Byline: GREGORY RICHARDS
The Jacksonville City Council established four subcommittees last week to investigate issues surrounding the possible return of a Navy jet base to Cecil Field on the Westside.
Councilman Lad Daniels, chairman of the council's Military Affairs Committee, said the groups will focus on land use, military operations, economic development and community initiatives. They are all comprised of two council members.
Among the issues to be examined, Daniels said:
-- Land-use group: The development that has occurred around Cecil Field since the military left in 1999 and what is planned.
-- Military operations group: The impact of jet noise, among other topics.
-- Economic development group: How many businesses jet bases attract.
-- Community initiatives group: What other communities have done to reduce the impact of jet bases on neighborhoods, such as soundproofing or tax breaks.
"We want to make sure that in the public's mind we've asked all the questions that are appropriate to ask related to an economic development deal of this magnitude," Daniels said.
Meeting times and locations for the subcommittees have not yet been established, but those groups will report back to the Military Affairs Committee, which will meet every other Tuesday at 2 p.m. in Council Chamber in City Hall, beginning this week. Daniels said he expects the groups to wrap up their work by early November.
The council committees will work closely with the separate 17-member panel established by Mayor John Peyton to also explore potential improvements and side effects to the Navy jets' return.
JOBS REMAIN SAFE
No city workers will lose their jobs because of cutbacks in the city's proposed $887 million budget after all.
Peyton suggested eliminating 171 positions from the city's nearly 8,000-person payroll in the budget he unveiled in July.
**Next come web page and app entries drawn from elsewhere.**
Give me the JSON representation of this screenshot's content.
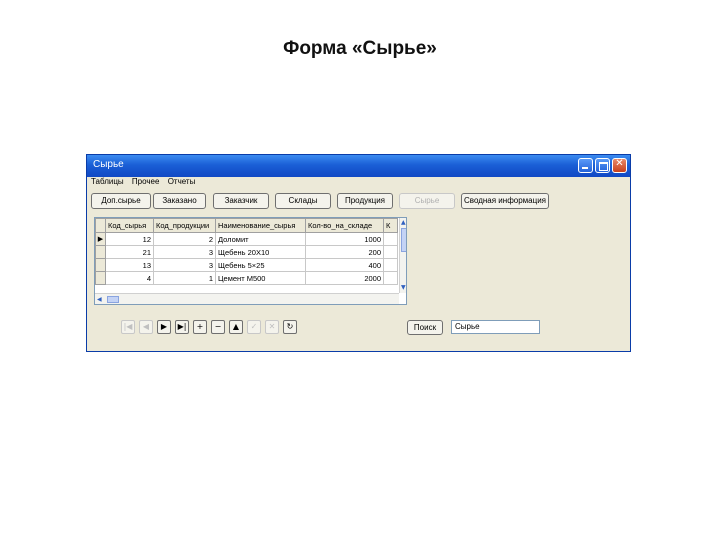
{
  "slide": {
    "title": "Форма «Сырье»"
  },
  "window": {
    "title": "Сырье",
    "close_glyph": "✕"
  },
  "menu": [
    "Таблицы",
    "Прочее",
    "Отчеты"
  ],
  "nav_buttons": [
    {
      "label": "Доп.сырье",
      "enabled": true
    },
    {
      "label": "Заказано",
      "enabled": true
    },
    {
      "label": "Заказчик",
      "enabled": true
    },
    {
      "label": "Склады",
      "enabled": true
    },
    {
      "label": "Продукция",
      "enabled": true
    },
    {
      "label": "Сырье",
      "enabled": false
    },
    {
      "label": "Сводная информация",
      "enabled": true
    }
  ],
  "grid": {
    "columns": [
      "Код_сырья",
      "Код_продукции",
      "Наименование_сырья",
      "Кол-во_на_складе",
      "К"
    ],
    "rows": [
      [
        "12",
        "2",
        "Доломит",
        "1000"
      ],
      [
        "21",
        "3",
        "Щебень 20Х10",
        "200"
      ],
      [
        "13",
        "3",
        "Щебень 5×25",
        "400"
      ],
      [
        "4",
        "1",
        "Цемент М500",
        "2000"
      ]
    ],
    "current_row_marker": "▶"
  },
  "data_navigator": {
    "buttons": [
      {
        "name": "first",
        "glyph": "|◀",
        "enabled": false
      },
      {
        "name": "prior",
        "glyph": "◀",
        "enabled": false
      },
      {
        "name": "next",
        "glyph": "▶",
        "enabled": true
      },
      {
        "name": "last",
        "glyph": "▶|",
        "enabled": true
      },
      {
        "name": "insert",
        "glyph": "+",
        "enabled": true
      },
      {
        "name": "delete",
        "glyph": "−",
        "enabled": true
      },
      {
        "name": "edit",
        "glyph": "▲",
        "enabled": true
      },
      {
        "name": "post",
        "glyph": "✓",
        "enabled": false
      },
      {
        "name": "cancel",
        "glyph": "✕",
        "enabled": false
      },
      {
        "name": "refresh",
        "glyph": "↻",
        "enabled": true
      }
    ]
  },
  "search": {
    "button_label": "Поиск",
    "value": "Сырье"
  }
}
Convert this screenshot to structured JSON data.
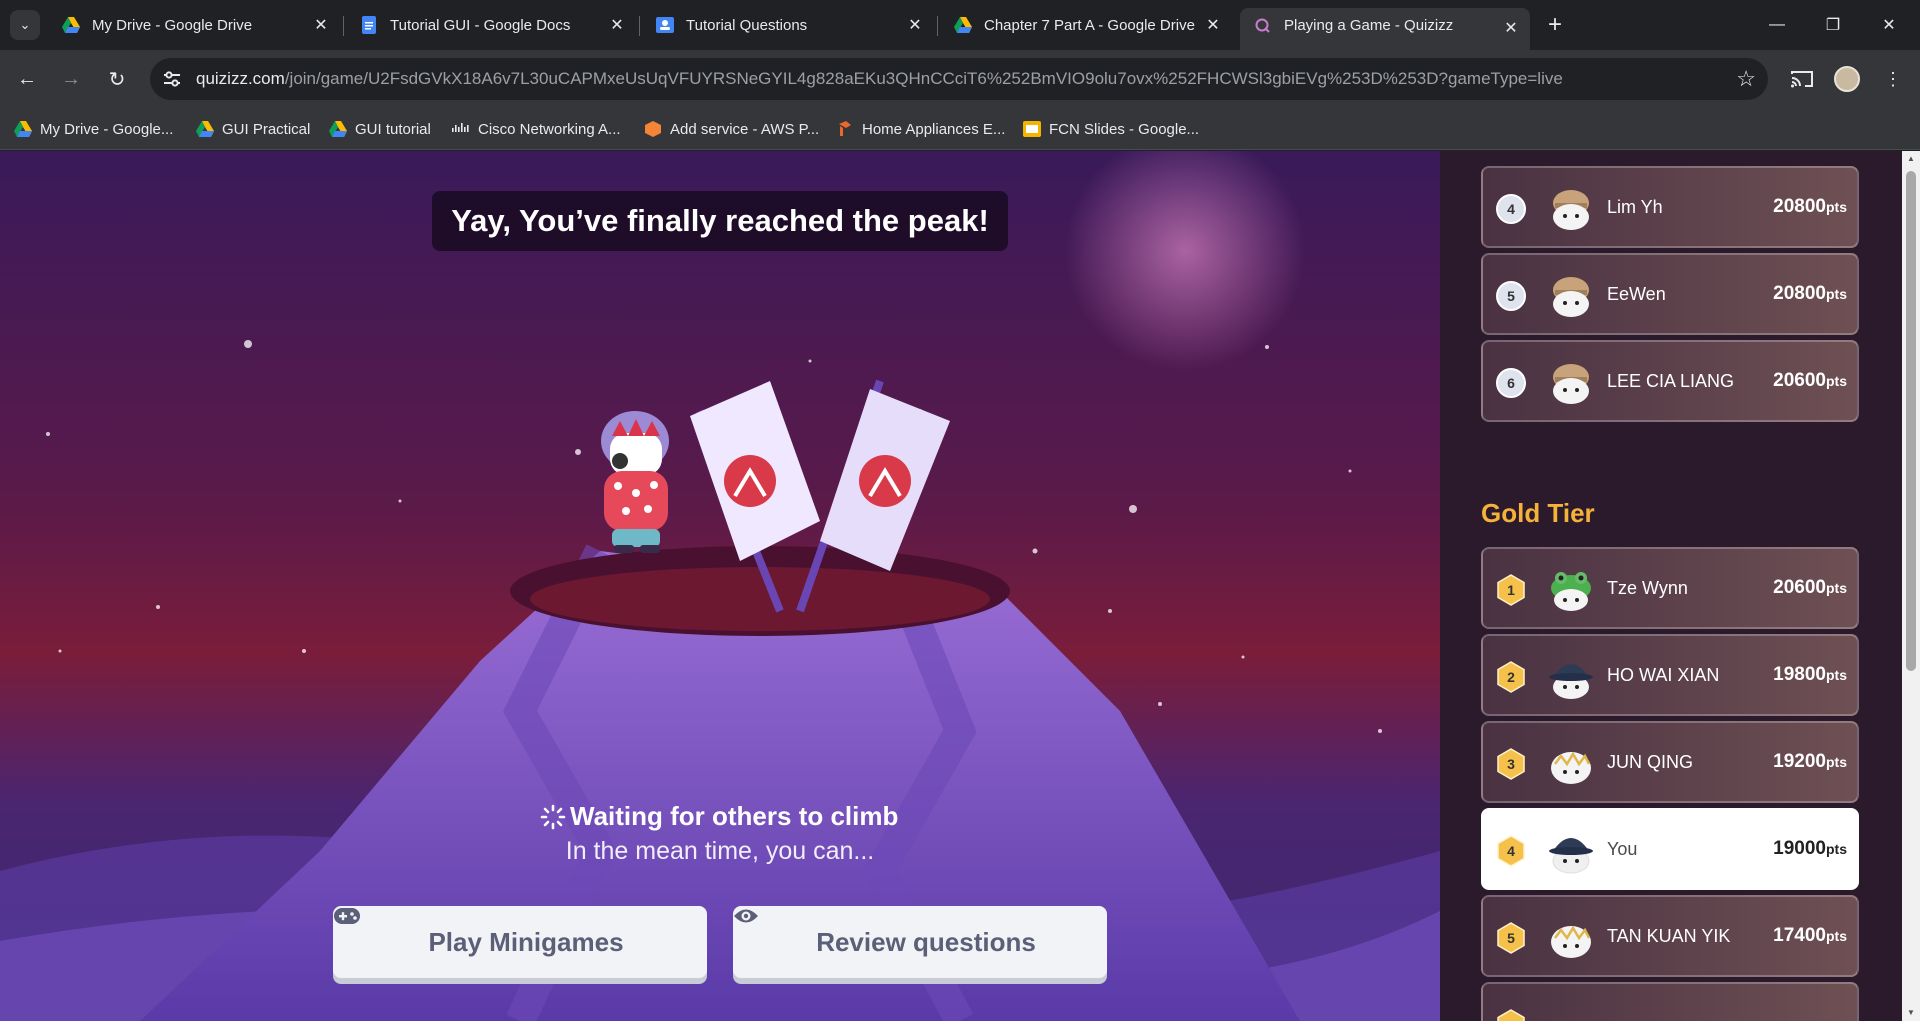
{
  "browser": {
    "tabs": [
      {
        "title": "My Drive - Google Drive",
        "icon": "google-drive-icon",
        "active": false
      },
      {
        "title": "Tutorial GUI - Google Docs",
        "icon": "google-docs-icon",
        "active": false
      },
      {
        "title": "Tutorial Questions",
        "icon": "classroom-icon",
        "active": false
      },
      {
        "title": "Chapter 7 Part A - Google Drive",
        "icon": "google-drive-icon",
        "active": false
      },
      {
        "title": "Playing a Game - Quizizz",
        "icon": "quizizz-icon",
        "active": true
      }
    ],
    "url_host": "quizizz.com",
    "url_path": "/join/game/U2FsdGVkX18A6v7L30uCAPMxeUsUqVFUYRSNeGYIL4g828aEKu3QHnCCciT6%252BmVIO9olu7ovx%252FHCWSl3gbiEVg%253D%253D?gameType=live",
    "bookmarks": [
      {
        "label": "My Drive - Google...",
        "icon": "google-drive-icon"
      },
      {
        "label": "GUI Practical",
        "icon": "google-drive-icon"
      },
      {
        "label": "GUI tutorial",
        "icon": "google-drive-icon"
      },
      {
        "label": "Cisco Networking A...",
        "icon": "cisco-icon"
      },
      {
        "label": "Add service - AWS P...",
        "icon": "aws-icon"
      },
      {
        "label": "Home Appliances E...",
        "icon": "appliance-store-icon"
      },
      {
        "label": "FCN Slides - Google...",
        "icon": "google-slides-icon"
      }
    ]
  },
  "game": {
    "banner": "Yay, You’ve finally reached the peak!",
    "waiting_title": "Waiting for others to climb",
    "waiting_sub": "In the mean time, you can...",
    "play_label": "Play Minigames",
    "review_label": "Review questions"
  },
  "leaderboard": {
    "top_tier": [
      {
        "rank": "4",
        "name": "Lim Yh",
        "points": "20800",
        "avatar": "beanie-avatar"
      },
      {
        "rank": "5",
        "name": "EeWen",
        "points": "20800",
        "avatar": "beanie-avatar"
      },
      {
        "rank": "6",
        "name": "LEE CIA LIANG",
        "points": "20600",
        "avatar": "beanie-avatar"
      }
    ],
    "gold_tier_label": "Gold Tier",
    "gold_tier": [
      {
        "rank": "1",
        "name": "Tze Wynn",
        "points": "20600",
        "avatar": "frog-avatar",
        "you": false
      },
      {
        "rank": "2",
        "name": "HO WAI XIAN",
        "points": "19800",
        "avatar": "bucket-hat-avatar",
        "you": false
      },
      {
        "rank": "3",
        "name": "JUN QING",
        "points": "19200",
        "avatar": "crown-avatar",
        "you": false
      },
      {
        "rank": "4",
        "name": "You",
        "points": "19000",
        "avatar": "bucket-hat-avatar",
        "you": true
      },
      {
        "rank": "5",
        "name": "TAN KUAN YIK",
        "points": "17400",
        "avatar": "crown-avatar",
        "you": false
      }
    ],
    "pts_suffix": "pts"
  },
  "colors": {
    "gold": "#f4b23a",
    "silver_badge": "#dfe3ee",
    "gold_badge": "#f6c14a"
  }
}
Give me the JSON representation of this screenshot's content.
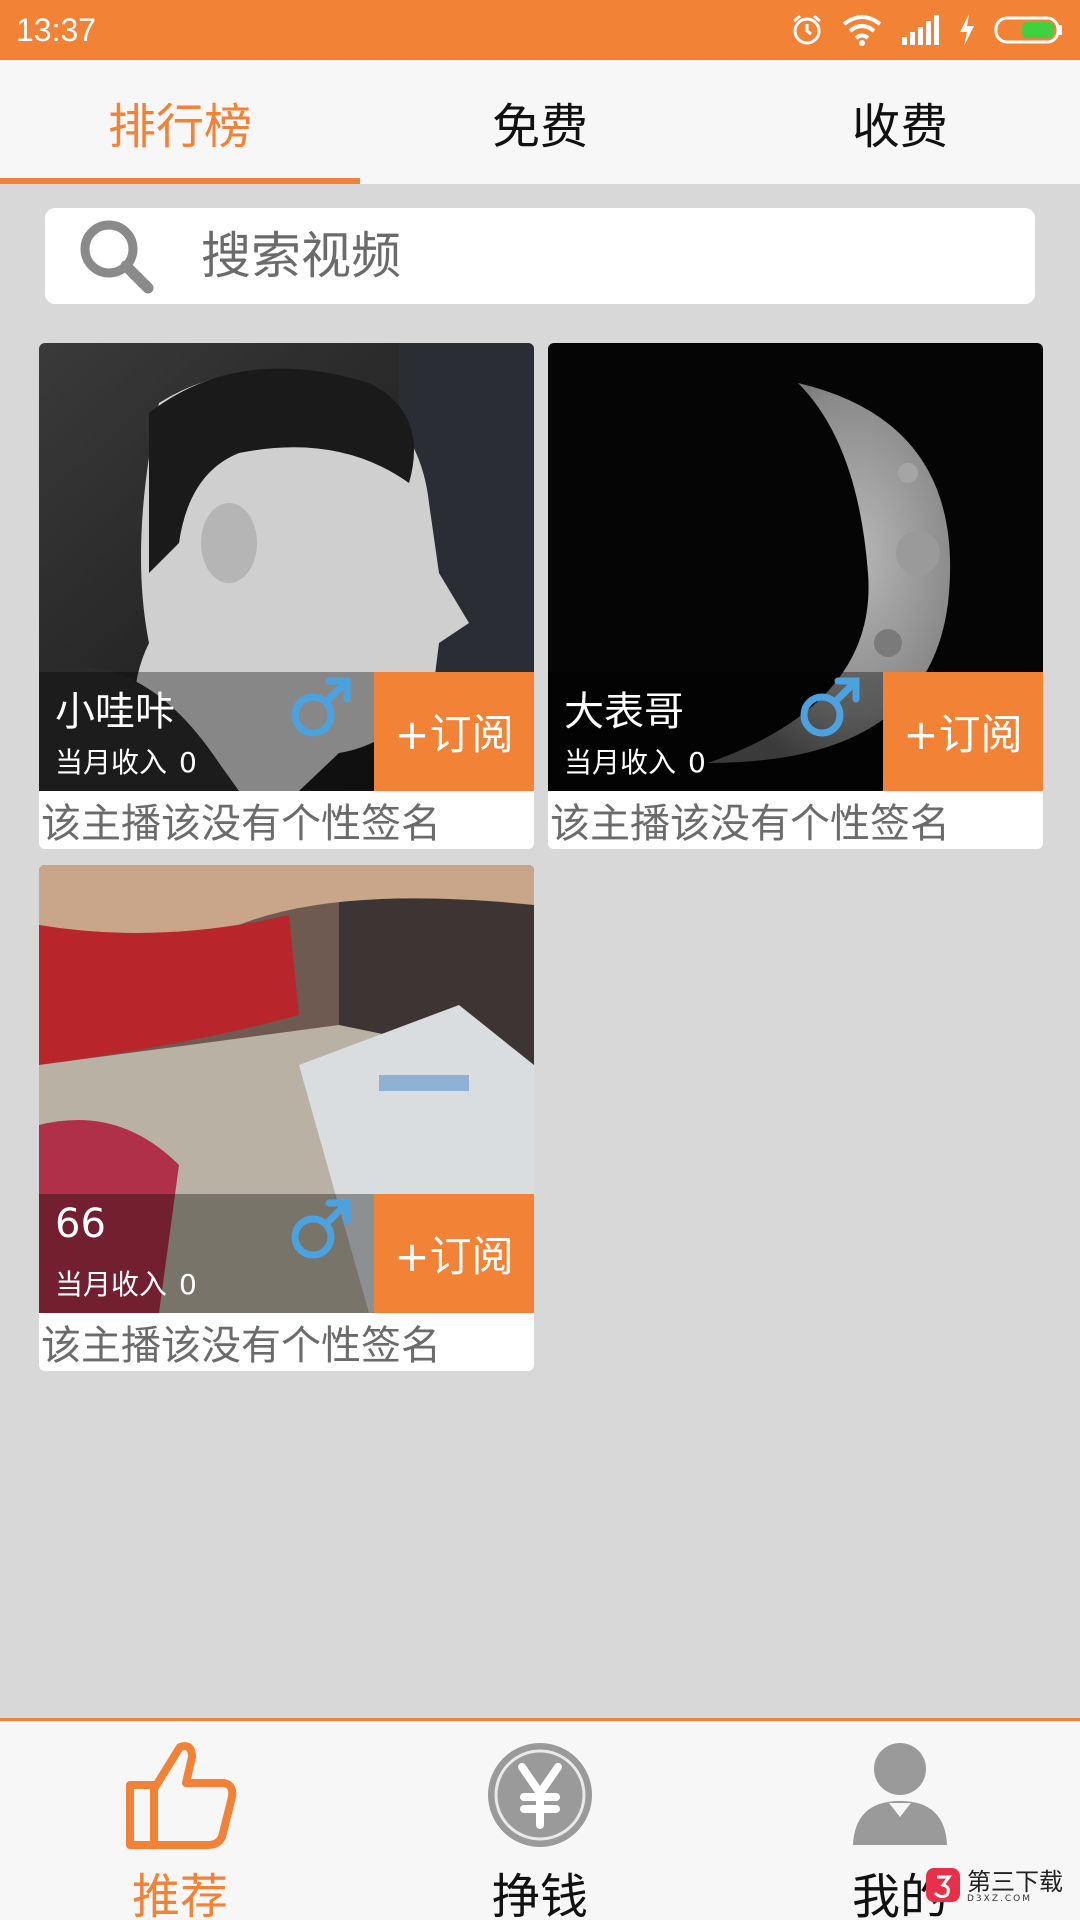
{
  "status_bar": {
    "time": "13:37",
    "icons": [
      "alarm-icon",
      "wifi-icon",
      "signal-icon",
      "charging-icon",
      "battery-icon"
    ]
  },
  "tabs": [
    {
      "label": "排行榜",
      "active": true
    },
    {
      "label": "免费",
      "active": false
    },
    {
      "label": "收费",
      "active": false
    }
  ],
  "search": {
    "placeholder": "搜索视频"
  },
  "cards": [
    {
      "name": "小哇咔",
      "income_label": "当月收入",
      "income_value": "0",
      "gender_icon": "male-icon",
      "subscribe_label": "+订阅",
      "signature": "该主播该没有个性签名"
    },
    {
      "name": "大表哥",
      "income_label": "当月收入",
      "income_value": "0",
      "gender_icon": "male-icon",
      "subscribe_label": "+订阅",
      "signature": "该主播该没有个性签名"
    },
    {
      "name": "66",
      "income_label": "当月收入",
      "income_value": "0",
      "gender_icon": "male-icon",
      "subscribe_label": "+订阅",
      "signature": "该主播该没有个性签名"
    }
  ],
  "bottom_nav": [
    {
      "label": "推荐",
      "icon": "thumbs-up-icon",
      "active": true
    },
    {
      "label": "挣钱",
      "icon": "yen-coin-icon",
      "active": false
    },
    {
      "label": "我的",
      "icon": "user-icon",
      "active": false
    }
  ],
  "watermark": {
    "text": "第三下载",
    "sub": "D3XZ.COM"
  },
  "colors": {
    "accent": "#f28236",
    "background": "#d8d8d8",
    "gender_blue": "#4aa3df"
  }
}
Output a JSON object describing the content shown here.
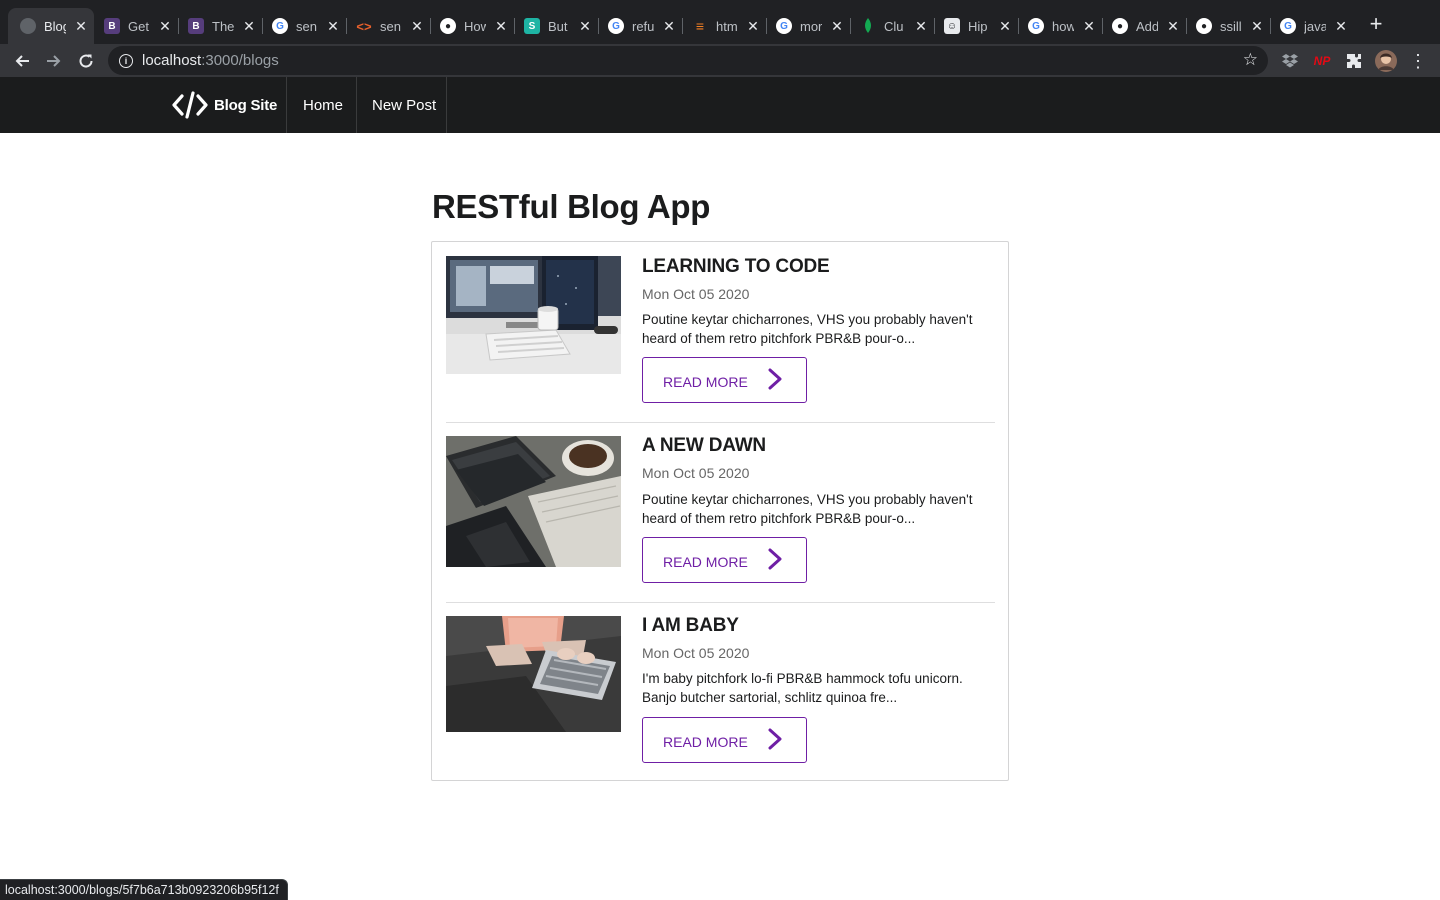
{
  "browser": {
    "tabs": [
      {
        "title": "Blog",
        "icon": "globe-icon",
        "active": true
      },
      {
        "title": "Get",
        "icon": "bootstrap-icon"
      },
      {
        "title": "The",
        "icon": "bootstrap-icon"
      },
      {
        "title": "sen",
        "icon": "google-icon"
      },
      {
        "title": "sen",
        "icon": "code-brackets-icon"
      },
      {
        "title": "How",
        "icon": "github-icon"
      },
      {
        "title": "But",
        "icon": "s-icon"
      },
      {
        "title": "refu",
        "icon": "google-icon"
      },
      {
        "title": "htm",
        "icon": "stackoverflow-icon"
      },
      {
        "title": "mor",
        "icon": "google-icon"
      },
      {
        "title": "Clu",
        "icon": "mongodb-leaf-icon"
      },
      {
        "title": "Hip",
        "icon": "hipster-icon"
      },
      {
        "title": "how",
        "icon": "google-icon"
      },
      {
        "title": "Add",
        "icon": "github-icon"
      },
      {
        "title": "ssill",
        "icon": "github-icon"
      },
      {
        "title": "java",
        "icon": "google-icon"
      }
    ],
    "address": {
      "host": "localhost",
      "path": ":3000/blogs"
    },
    "status_url": "localhost:3000/blogs/5f7b6a713b0923206b95f12f",
    "extension_badge": "NP"
  },
  "site": {
    "brand": "Blog Site",
    "nav": {
      "home": "Home",
      "new_post": "New Post"
    }
  },
  "main": {
    "title": "RESTful Blog App",
    "posts": [
      {
        "title": "LEARNING TO CODE",
        "date": "Mon Oct 05 2020",
        "excerpt": "Poutine keytar chicharrones, VHS you probably haven't heard of them retro pitchfork PBR&B pour-o...",
        "read_more": "READ MORE",
        "image": "desk-with-monitor-keyboard-and-mug"
      },
      {
        "title": "A NEW DAWN",
        "date": "Mon Oct 05 2020",
        "excerpt": "Poutine keytar chicharrones, VHS you probably haven't heard of them retro pitchfork PBR&B pour-o...",
        "read_more": "READ MORE",
        "image": "notebooks-and-coffee-cup"
      },
      {
        "title": "I AM BABY",
        "date": "Mon Oct 05 2020",
        "excerpt": "I'm baby pitchfork lo-fi PBR&B hammock tofu unicorn. Banjo butcher sartorial, schlitz quinoa fre...",
        "read_more": "READ MORE",
        "image": "person-typing-on-laptop"
      }
    ]
  },
  "colors": {
    "accent": "#6f1fa5",
    "navbar": "#1b1c1d",
    "chrome_dark": "#202124",
    "chrome_toolbar": "#35363a"
  }
}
While some of those positions were vacant, others were filled. They ranged across all city departments, such as public works and parks.
But Susie Wiles, Peyton's spokeswoman, said Friday that those in positions being eliminated were moved into other, vacant positions on the city payroll.
"Our first priority was to save money, and that was accomplished," she said. "Our second priority was to minimally impact the government. I would say that we more than succeeded in that regard."
Wiles said Friday she did not know how much money was saved by trimming the positions. …